§ **YOUR GOAL**:
Please copy every line with the string "Terminal" from the entries below.

===== RECORD EXCERPTS =====

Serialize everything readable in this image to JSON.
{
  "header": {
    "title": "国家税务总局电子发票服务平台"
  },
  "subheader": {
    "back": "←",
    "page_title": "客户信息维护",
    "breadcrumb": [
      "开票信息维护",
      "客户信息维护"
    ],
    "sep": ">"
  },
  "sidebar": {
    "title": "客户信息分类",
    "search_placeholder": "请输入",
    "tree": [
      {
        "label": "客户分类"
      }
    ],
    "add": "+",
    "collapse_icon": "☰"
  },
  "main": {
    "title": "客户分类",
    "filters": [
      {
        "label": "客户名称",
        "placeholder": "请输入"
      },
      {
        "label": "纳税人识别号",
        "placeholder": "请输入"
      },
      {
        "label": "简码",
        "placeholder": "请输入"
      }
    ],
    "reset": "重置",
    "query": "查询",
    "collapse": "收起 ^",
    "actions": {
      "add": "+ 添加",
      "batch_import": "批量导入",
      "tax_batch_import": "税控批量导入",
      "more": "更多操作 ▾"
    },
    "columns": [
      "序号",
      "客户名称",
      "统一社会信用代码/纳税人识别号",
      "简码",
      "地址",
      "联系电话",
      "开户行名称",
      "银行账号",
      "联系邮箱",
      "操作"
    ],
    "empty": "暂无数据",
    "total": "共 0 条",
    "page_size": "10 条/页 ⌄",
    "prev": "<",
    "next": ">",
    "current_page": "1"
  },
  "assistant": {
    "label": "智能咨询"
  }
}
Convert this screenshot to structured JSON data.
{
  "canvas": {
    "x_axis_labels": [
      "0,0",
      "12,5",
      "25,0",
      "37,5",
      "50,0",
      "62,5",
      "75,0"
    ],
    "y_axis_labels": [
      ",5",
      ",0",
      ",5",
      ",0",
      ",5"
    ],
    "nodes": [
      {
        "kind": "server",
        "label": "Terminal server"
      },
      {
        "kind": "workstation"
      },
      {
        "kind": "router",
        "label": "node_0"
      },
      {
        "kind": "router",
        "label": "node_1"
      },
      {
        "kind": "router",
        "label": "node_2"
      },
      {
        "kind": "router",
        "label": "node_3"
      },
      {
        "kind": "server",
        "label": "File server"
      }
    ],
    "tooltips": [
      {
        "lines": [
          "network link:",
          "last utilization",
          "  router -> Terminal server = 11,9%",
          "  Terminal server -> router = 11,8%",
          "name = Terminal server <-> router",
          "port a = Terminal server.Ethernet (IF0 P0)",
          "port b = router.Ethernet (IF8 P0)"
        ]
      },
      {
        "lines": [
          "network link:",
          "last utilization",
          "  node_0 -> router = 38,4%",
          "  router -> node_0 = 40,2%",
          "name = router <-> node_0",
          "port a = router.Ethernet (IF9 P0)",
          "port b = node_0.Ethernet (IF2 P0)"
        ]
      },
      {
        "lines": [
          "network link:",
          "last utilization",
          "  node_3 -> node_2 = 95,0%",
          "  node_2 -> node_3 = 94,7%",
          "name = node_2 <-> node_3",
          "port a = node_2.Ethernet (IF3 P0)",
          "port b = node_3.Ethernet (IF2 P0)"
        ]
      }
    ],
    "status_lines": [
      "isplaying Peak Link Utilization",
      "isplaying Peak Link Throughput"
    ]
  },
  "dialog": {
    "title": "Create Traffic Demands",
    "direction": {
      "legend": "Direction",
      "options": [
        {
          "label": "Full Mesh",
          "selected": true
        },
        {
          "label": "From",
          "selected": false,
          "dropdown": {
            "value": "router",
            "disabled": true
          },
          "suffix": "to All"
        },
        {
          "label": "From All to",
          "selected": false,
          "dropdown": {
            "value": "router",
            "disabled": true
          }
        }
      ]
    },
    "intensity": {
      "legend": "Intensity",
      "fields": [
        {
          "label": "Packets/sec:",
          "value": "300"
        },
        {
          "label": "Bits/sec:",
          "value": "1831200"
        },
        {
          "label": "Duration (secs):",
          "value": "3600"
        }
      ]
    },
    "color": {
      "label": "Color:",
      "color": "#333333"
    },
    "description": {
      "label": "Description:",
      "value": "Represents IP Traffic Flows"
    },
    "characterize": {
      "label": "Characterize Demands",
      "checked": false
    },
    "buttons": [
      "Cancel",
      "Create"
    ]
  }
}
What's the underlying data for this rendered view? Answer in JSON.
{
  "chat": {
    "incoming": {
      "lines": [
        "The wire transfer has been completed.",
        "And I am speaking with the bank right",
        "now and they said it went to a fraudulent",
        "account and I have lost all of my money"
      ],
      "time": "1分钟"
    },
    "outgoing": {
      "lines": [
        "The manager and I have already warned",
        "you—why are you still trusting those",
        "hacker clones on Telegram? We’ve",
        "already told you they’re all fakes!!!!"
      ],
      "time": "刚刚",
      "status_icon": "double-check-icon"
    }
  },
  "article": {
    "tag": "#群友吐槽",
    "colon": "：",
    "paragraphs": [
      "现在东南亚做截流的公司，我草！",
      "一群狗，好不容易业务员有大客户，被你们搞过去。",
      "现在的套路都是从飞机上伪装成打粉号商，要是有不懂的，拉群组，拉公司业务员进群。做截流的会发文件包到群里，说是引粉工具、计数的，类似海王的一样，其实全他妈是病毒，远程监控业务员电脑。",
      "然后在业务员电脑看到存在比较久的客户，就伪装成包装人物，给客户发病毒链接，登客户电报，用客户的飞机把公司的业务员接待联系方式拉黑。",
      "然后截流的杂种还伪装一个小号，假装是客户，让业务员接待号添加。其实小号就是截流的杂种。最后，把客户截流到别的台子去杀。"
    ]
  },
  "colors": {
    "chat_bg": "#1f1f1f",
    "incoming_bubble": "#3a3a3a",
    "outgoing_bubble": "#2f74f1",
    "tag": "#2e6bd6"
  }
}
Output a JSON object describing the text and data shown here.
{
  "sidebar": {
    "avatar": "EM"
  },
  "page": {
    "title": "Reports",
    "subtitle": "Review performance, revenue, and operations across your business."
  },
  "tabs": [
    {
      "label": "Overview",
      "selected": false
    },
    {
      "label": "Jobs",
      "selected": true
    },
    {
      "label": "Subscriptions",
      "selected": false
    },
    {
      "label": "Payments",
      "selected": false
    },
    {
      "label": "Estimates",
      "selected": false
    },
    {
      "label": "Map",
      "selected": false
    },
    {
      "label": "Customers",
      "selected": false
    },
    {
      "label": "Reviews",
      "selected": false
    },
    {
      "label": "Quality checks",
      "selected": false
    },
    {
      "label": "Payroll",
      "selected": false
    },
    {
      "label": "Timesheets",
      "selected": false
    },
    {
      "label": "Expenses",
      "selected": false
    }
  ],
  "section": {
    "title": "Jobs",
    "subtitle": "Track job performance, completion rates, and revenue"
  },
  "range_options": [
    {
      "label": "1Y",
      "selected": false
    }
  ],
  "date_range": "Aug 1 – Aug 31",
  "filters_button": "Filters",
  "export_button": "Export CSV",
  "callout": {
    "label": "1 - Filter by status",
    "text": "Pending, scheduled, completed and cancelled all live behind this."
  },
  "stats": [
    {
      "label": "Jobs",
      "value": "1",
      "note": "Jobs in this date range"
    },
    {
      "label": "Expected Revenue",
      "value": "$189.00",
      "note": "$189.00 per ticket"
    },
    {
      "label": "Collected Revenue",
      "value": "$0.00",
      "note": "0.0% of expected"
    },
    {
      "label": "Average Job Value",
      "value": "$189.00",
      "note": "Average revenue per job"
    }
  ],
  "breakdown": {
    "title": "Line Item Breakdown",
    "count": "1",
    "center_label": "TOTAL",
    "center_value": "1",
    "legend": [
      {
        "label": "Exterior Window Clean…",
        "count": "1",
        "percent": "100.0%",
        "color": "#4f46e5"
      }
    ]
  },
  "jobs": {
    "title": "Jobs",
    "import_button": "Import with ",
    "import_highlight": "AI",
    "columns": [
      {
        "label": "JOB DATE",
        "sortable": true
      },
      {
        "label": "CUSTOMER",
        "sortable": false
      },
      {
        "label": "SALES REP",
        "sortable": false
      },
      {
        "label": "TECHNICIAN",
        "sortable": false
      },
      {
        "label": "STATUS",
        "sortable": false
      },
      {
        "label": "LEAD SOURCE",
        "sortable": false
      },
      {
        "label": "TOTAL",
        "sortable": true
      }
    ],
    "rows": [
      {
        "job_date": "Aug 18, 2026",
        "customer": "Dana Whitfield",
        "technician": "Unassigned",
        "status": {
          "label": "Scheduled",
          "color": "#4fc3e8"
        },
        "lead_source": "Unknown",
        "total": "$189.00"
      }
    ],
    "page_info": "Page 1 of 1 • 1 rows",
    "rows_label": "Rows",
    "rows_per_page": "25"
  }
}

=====

§ **EXPECTED OUTPUT**:
        "label": "Terminal server"
          "  router -> Terminal server = 11,9%",
          "  Terminal server -> router = 11,8%",
          "name = Terminal server <-> router",
          "port a = Terminal server.Ethernet (IF0 P0)",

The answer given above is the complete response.